      Relatively quiescent tissues like salivary glands (SGs) respond to stimuli such as injury to expand, replace and regenerate. Resident stem/progenitor cells are key in this process because, upon activation, they possess the ability to self-renew. Macroautophagy/autophagy contributes to and regulates differentiation in adult tissues, but an important question is whether this pathway promotes stem cell self-renewal in tissues.
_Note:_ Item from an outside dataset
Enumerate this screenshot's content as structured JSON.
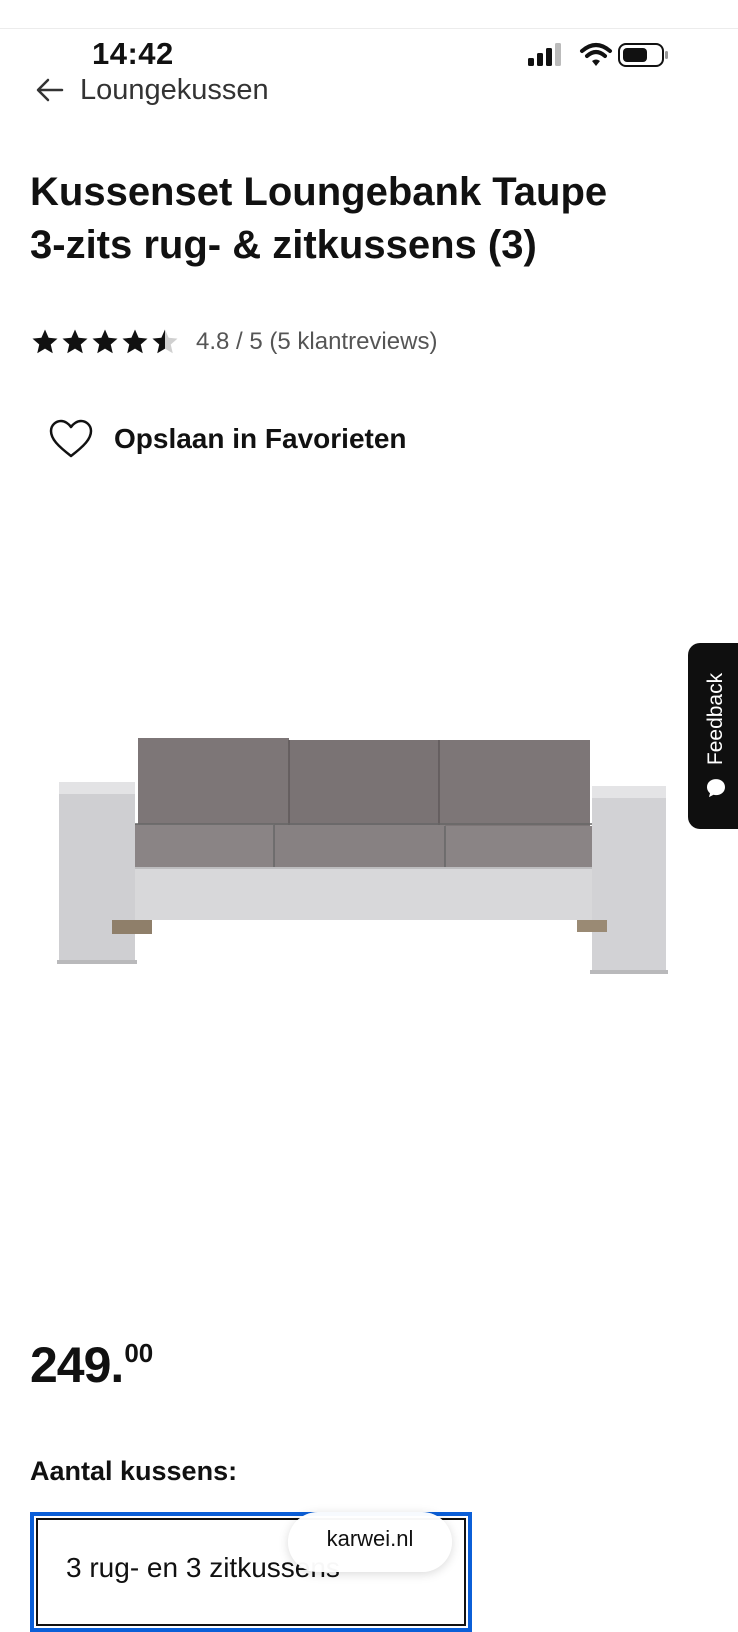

We took advantage of a 3D organoid system that allows assessing the self-renewal of mouse SGs stem cells (SGSCs). We found that autophagy in dormant SGSCs has slower flux than self-renewing SGSCs. Importantly, autophagy enhancement upon SGSCs activation is a self-renewal feature in 3D organoid cultures and SGs regenerating in vivo. Accordingly, autophagy ablation in SGSCs inhibits self-renewal whereas pharmacological stimulation promotes self-renewal of mouse and human SGSCs. Thus, autophagy is a key pathway for self-renewal activation in low proliferative adult tissues, and its pharmacological manipulation has the potential to promote tissue regeneration.
    Keywords:  Autophagy; maintenance; salivary glands; self-renewal; stem cells